Having set out in 2021 to lead what he calls the “van life,” the vehicle represented his home. Now immobilized by a failed transmission, he needed somewhere to legally park it and stay indefinitely while he figured out how to get it repaired.
Mitch soon discovered such a place, towing the motorhome to the new safe outdoor space at the city of Albuquerque’s Westside Emergency Housing Center.
“I’m grateful that they’re here,” he said during a recent interview at the West Side site, where he’s been living for more than a month. “I was very worried.”
While the debate over safe outdoor spaces continues raging in Albuquerque – deeply dividing elected officials and inspiring multiple failed attempts to outlaw them – one has been operating somewhat quietly outside the city’s West Side homeless shelter for several weeks.
Safe outdoor spaces are managed sites where people who are homeless can sleep overnight, with access to toilets, showers and more. While the tent-based models have generated the most discussion, some are exclusively for people sleeping in vehicles. That includes the Westside Emergency Housing Center version, which can accommodate up to 20 vehicles and 30 total people.
Getting it started required little more than installing some brightly colored parking curbs in a lightly used lot between the shelter building and its back fence. That’s because many of the required safe outdoor space elements – such as toilets and showers – already exist inside the shelter building, which has for years provided emergency accommodations for as many as 450 people per night.
The nonprofit Heading Home – which operates the city shelter – is running the safe outdoor space under a separate, one-year, $60,160 contract. A city spokeswoman said the contract requires Heading Home to provide an “individual service plan” for each client as a way to get people to more stable situations.
Mitch, 29, has used the safe outdoor space as his home base since just after it opened in mid-November, sometimes sleeping inside his camper, but also occasionally moving indoors to a shelter bed when the bitter cold warrants.
His 1994 E350 was one of just two client vehicles parked in the lot on a recent afternoon; the other also appeared inoperable, with flat tires and numerous belongings stacked up behind the windshield.

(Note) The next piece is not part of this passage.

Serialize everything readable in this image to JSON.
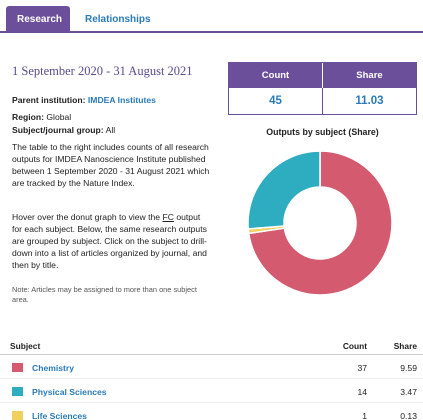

The site is remote – the shelter is an old jail located along a heavily pitted road beyond the volcanoes on the city’s western horizon. It is a gasoline-guzzling 37-mile round trip from the Interstate 40/Interstate 25 exchange.
But there are others planned at more central locations; in fact, the city and Heading Home have partnered on another vehicle-o
nly safe outdoor space outside the Albuquerque Opportunity Center shelter on Candelaria near I-25. Opened just before Christmas, the site has not yet attracted any clients, although the city and Heading Home are boosting outreach, a city spokeswoman said Friday.
Joseph Morrison, who works at the Westside Emergency Housing Center as a program director for Heading Home, said he has long heard from individuals who wanted a place such as a safe outdoor space so they could camp in their vehicles without running afoul of the law. Though only a few people have used the city’s first safe outdoor space so far, Morrison said they have given positive reviews.
“I think that it’s a good place to let people be safe, where they (don’t have to worry) about getting robbed or anything happening to them,” Morrison said. “They have a safe place to park their vehicle overnight.”
Mitch said he does not consider himself homeless, but said his camper’s breakdown left him in a stressful, even “sad,” situation. While he was used to camping in such places as Walmart parking lots, he said he is relieved that Albuquerque had a place for him to stay while he picks up the pieces.
Asked what he would have done without the option, he said things could have been more dire.
“I’d be on the side of the road still,” he said.